One call to Seattle-based's service center, for example, resulted in 30 minutes of on-hold time before it was disconnected, an outcome that apparently surprised even the e-tail giant.

"That seems like an unusual occurrence. Call times vary," company spokesman Paul Capelli said.

Typical or no, such experiences could well be crucial in determining customer loyalty and future business for online retailers this holiday season, which is expected to produce record electronic sales. With the competition only a click away, time is of the essence.

"Consumers are increasingly expecting to have individual contact," said Mike May, digital commerce analyst at New York-based Jupiter Communications. "As the range of products for sale online expands from books and music to furniture and jewelry, consumers are going to want to have a little more reassurance before pushing the 'submit' button."

Many online stores offer abundant information on their sites to answer customer questions, through designated areas such as FAQs (frequently asked questions). But consumers often turn to customer call centers for more direct and specific answers--especially during the holidays.

As a deluge of Click or miss calls reach customer service centers, some e-tailers seem to be having a difficult time handling the load. A call placed to Aliso Viejo, Calif.-based's service center Thursday warned of hold times that could last 25 minutes or longer.

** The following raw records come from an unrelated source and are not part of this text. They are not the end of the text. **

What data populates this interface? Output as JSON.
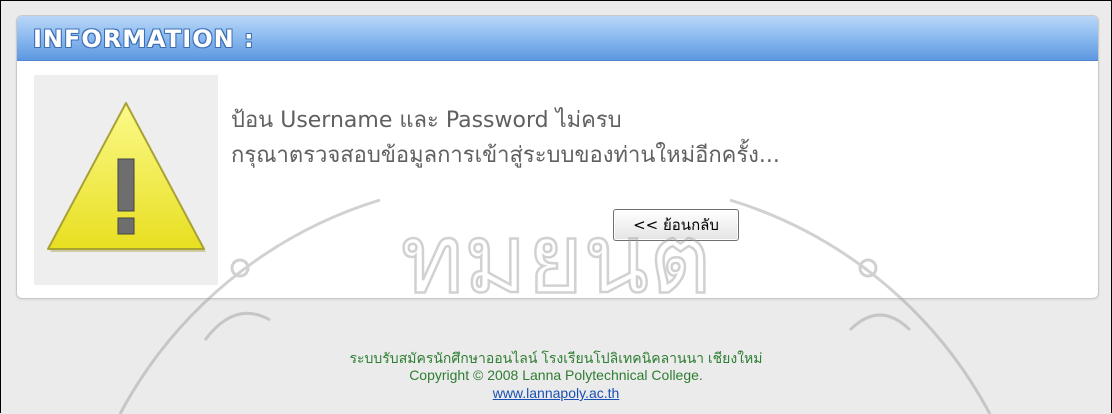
{
  "panel": {
    "title": "INFORMATION :"
  },
  "message": {
    "line1": "ป้อน Username และ Password ไม่ครบ",
    "line2": "กรุณาตรวจสอบข้อมูลการเข้าสู่ระบบของท่านใหม่อีกครั้ง..."
  },
  "back_button": {
    "label": "<< ย้อนกลับ"
  },
  "footer": {
    "system_name": "ระบบรับสมัครนักศึกษาออนไลน์ โรงเรียนโปลิเทคนิคลานนา เชียงใหม่",
    "copyright": "Copyright © 2008 Lanna Polytechnical College.",
    "link": "www.lannapoly.ac.th"
  },
  "watermark": {
    "text": "ทมยนต"
  },
  "icons": {
    "warning": "warning-triangle-icon"
  },
  "colors": {
    "header_blue": "#5c98e0",
    "warning_yellow": "#f2ec3a",
    "footer_green": "#2e7d32",
    "link_blue": "#1a4fb3"
  }
}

A call placed to Denver-based Wednesday night lasted more than 10 minutes without an answer.

Traditional businesses such as Federal Express and Lands' End have raised the bar for all businesses when it comes to phone service, said Bob Chatham, customer relations analyst at Forrester Research in Cambridge, Mass. Such companies have a standard of answering the phone "on the first ring," Chatham said, adding that some online retailers may be hard-pressed to match this.

"There are some pretty well-established standards for how a retailer should perform over the phone," Catham said. "I think e-tailers are going to have to match what these bricks-and-mortar vendors are doing now."

Krista Pappas, an e-commerce analyst with Gomez Advisors in New York, estimated hold times of five minutes or more could prove unacceptable to consumers.

Some online retailers turned in good results in CNET's informal survey. Calls to Gap Online, CDnow and were all answered after less than a minute on hold. Despite troubles has faced in recent weeks with keeping its site up and running, a call to its service center was answered almost immediately by a service representative.

A representative at CDnow in Fort Washington, Penn., said the online music retailer has seen calls to its service center go up about 200 percent during the holiday shopping season. The company has augmented its service staff to handle the increased volume.

Amazon's Capelli declined to give statistics on the number of calls Amazon's service center receives or the average hold time customers experience, but said the company doubled its number of customer service representatives in preparation for holiday shoppers.

The e-commerce leader also has attempted to make its site easy to use so customers can help themselves purchase items, Capelli said.

E-commerce analyst Barry Parr at International Data Corp. in Framingham, Mass., said the stakes are high for e-tailers when it comes to customer service, especially those that don't enjoy Amazon's lofty position.

"If you lose somebody through complete nondelivery of customer service, that's worse than losing them through slow servers or site outages," Parr said. "That's really the thing that causes people not to come back. Of all the things you can do, it's probably the worst."